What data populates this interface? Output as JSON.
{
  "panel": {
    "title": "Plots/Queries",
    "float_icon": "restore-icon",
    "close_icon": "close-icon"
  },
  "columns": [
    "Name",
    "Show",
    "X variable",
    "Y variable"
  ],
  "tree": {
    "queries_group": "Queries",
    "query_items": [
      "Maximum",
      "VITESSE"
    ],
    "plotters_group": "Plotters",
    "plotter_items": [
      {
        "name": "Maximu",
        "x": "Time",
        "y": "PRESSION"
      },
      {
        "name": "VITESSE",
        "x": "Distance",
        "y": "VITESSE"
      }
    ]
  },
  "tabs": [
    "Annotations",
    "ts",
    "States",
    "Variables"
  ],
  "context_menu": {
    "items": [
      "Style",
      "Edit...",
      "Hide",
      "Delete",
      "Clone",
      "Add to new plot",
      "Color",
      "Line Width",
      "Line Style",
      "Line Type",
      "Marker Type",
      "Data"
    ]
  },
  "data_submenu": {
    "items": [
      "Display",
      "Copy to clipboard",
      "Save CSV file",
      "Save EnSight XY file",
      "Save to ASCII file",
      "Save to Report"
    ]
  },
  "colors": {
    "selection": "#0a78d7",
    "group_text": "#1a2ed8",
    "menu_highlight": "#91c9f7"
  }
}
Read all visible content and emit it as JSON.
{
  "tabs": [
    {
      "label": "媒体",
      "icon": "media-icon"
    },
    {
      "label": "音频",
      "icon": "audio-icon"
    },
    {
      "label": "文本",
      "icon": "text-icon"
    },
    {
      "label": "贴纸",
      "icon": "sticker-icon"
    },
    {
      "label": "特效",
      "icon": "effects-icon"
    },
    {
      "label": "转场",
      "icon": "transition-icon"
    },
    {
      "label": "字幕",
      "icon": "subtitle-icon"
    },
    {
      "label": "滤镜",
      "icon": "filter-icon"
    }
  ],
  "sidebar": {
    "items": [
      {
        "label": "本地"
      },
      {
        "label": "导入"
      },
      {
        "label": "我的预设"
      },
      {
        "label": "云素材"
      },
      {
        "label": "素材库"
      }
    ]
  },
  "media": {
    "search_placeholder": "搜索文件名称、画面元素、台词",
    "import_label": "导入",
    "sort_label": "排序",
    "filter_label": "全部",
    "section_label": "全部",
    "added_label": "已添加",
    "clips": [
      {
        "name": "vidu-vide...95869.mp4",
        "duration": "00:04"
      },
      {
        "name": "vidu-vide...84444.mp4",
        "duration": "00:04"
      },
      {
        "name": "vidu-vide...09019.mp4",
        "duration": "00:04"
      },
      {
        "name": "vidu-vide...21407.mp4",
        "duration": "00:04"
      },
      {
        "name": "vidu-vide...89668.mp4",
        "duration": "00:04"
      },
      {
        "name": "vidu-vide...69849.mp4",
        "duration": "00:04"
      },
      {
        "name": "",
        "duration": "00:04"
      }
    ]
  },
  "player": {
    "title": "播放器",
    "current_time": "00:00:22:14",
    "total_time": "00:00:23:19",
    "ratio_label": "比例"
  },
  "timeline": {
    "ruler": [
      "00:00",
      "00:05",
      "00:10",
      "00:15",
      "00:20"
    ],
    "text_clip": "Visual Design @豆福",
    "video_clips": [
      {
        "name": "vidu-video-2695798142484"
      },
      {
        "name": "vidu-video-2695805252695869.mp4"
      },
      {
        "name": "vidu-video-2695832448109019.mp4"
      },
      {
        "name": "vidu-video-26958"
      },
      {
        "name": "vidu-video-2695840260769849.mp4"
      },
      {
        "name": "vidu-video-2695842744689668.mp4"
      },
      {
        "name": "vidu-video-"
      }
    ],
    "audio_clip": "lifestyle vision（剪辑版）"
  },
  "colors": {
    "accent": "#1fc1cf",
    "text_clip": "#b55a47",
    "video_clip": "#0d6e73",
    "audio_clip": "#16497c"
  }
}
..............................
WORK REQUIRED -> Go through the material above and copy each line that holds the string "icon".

SOLUTION ->
    "float_icon": "restore-icon",
    "close_icon": "close-icon"
      "icon": "media-icon"
      "icon": "audio-icon"
      "icon": "text-icon"
      "icon": "sticker-icon"
      "icon": "effects-icon"
      "icon": "transition-icon"
      "icon": "subtitle-icon"
      "icon": "filter-icon"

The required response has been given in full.